Also, the introduction of the regional identifier improves handling of ANYMG in large networks or in networks with implicit network structures. For example, MG nodes controlled by a CCN pool can be configured as a MG region and MG nodes controlled from a CCN Blade Cluster can also be configured as a MG region.

Furthermore, it could be foreseen to send a region identifier alone, if an implementation postulates its use in connection with an ANYMG indication, which then would add no further information. However, such an indication of ANYMG could still be used in case some CCN is able to handle ANYMG but not able to handle a MRI.

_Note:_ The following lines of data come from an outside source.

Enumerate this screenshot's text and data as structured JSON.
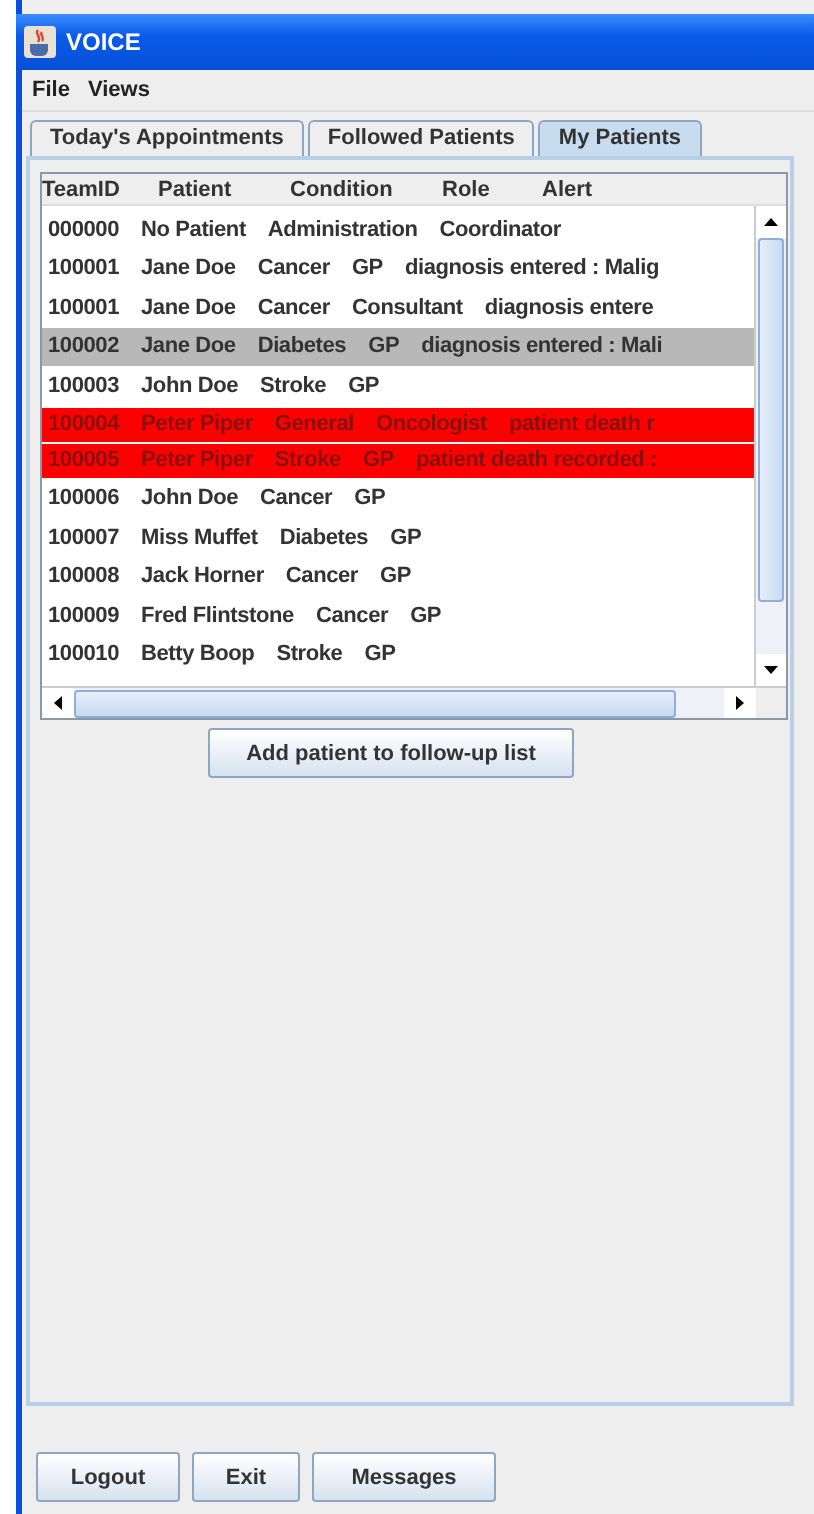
{
  "window": {
    "title": "VOICE"
  },
  "menu": [
    "File",
    "Views"
  ],
  "tabs": [
    {
      "label": "Today's Appointments",
      "selected": false
    },
    {
      "label": "Followed Patients",
      "selected": false
    },
    {
      "label": "My Patients",
      "selected": true
    }
  ],
  "list": {
    "columns": [
      "TeamID",
      "Patient",
      "Condition",
      "Role",
      "Alert"
    ],
    "rows": [
      {
        "cells": [
          "000000",
          "No Patient",
          "Administration",
          "Coordinator"
        ],
        "selected": false,
        "alert": false
      },
      {
        "cells": [
          "100001",
          "Jane Doe",
          "Cancer",
          "GP",
          "diagnosis entered : Malig"
        ],
        "selected": false,
        "alert": false
      },
      {
        "cells": [
          "100001",
          "Jane Doe",
          "Cancer",
          "Consultant",
          "diagnosis entere"
        ],
        "selected": false,
        "alert": false
      },
      {
        "cells": [
          "100002",
          "Jane Doe",
          "Diabetes",
          "GP",
          "diagnosis entered : Mali"
        ],
        "selected": true,
        "alert": false
      },
      {
        "cells": [
          "100003",
          "John Doe",
          "Stroke",
          "GP"
        ],
        "selected": false,
        "alert": false
      },
      {
        "cells": [
          "100004",
          "Peter Piper",
          "General",
          "Oncologist",
          "patient death r"
        ],
        "selected": false,
        "alert": true
      },
      {
        "cells": [
          "100005",
          "Peter Piper",
          "Stroke",
          "GP",
          "patient death recorded :"
        ],
        "selected": false,
        "alert": true
      },
      {
        "cells": [
          "100006",
          "John Doe",
          "Cancer",
          "GP"
        ],
        "selected": false,
        "alert": false
      },
      {
        "cells": [
          "100007",
          "Miss Muffet",
          "Diabetes",
          "GP"
        ],
        "selected": false,
        "alert": false
      },
      {
        "cells": [
          "100008",
          "Jack Horner",
          "Cancer",
          "GP"
        ],
        "selected": false,
        "alert": false
      },
      {
        "cells": [
          "100009",
          "Fred Flintstone",
          "Cancer",
          "GP"
        ],
        "selected": false,
        "alert": false
      },
      {
        "cells": [
          "100010",
          "Betty Boop",
          "Stroke",
          "GP"
        ],
        "selected": false,
        "alert": false
      }
    ]
  },
  "add_button": "Add patient to follow-up list",
  "footer_buttons": [
    "Logout",
    "Exit",
    "Messages"
  ]
}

FIG. 10 shows an exemplary Call Control Node being arranged to perform the advantageous methods according to the invention. CCN 1000 is provided with one or more Input/Output Unit(s) (I/O) 1002 for receiving and sending messages towards Media Gateways and other Call Control Nodes. A processing unit (PU) 1004 is provided for determining lists of BCU-ID(s) and place holder(s) such as ANYMG and as defined above and a MRI as defined above. The Call Control Node is arranged for selecting a Media Gateway and further comprises a storage unit (MU) 1006 for storing predefined values such as BCU-IDs for border gateways corresponding to MRIs. MU 1006 also provides storage for received or generated MG lists for later use

Obviously, an I/O unit (I/O) could be embodied by any kind of Network Interface Card or unit, while the Processing Unit (PU) could be any kind of a processor including a Digital Signal Processor (DSP) or controller or may even be embodied in an ASIC or a FPGA Furthermore, the storage unit (MU) may be embodied in different kind of memory either as a electronic memory such as RAM, EPROM, EEPROM, or storage device such as any kind of optical or magnetic storage medium.

Obviously, all the methods as presented above may be embodied in hardware, software enabled hardware and software offering the corresponding program logic itself when run on a corresponding programmable device, either in part or as a whole.

As will be recognized by those skilled in the art, the innovative concepts described in the present application can be modified and varied over a wide range of applications. Accordingly, the scope of patented subject matter should not be limited to any of the specific exemplary teachings discussed above, but is instead defined by the following claims.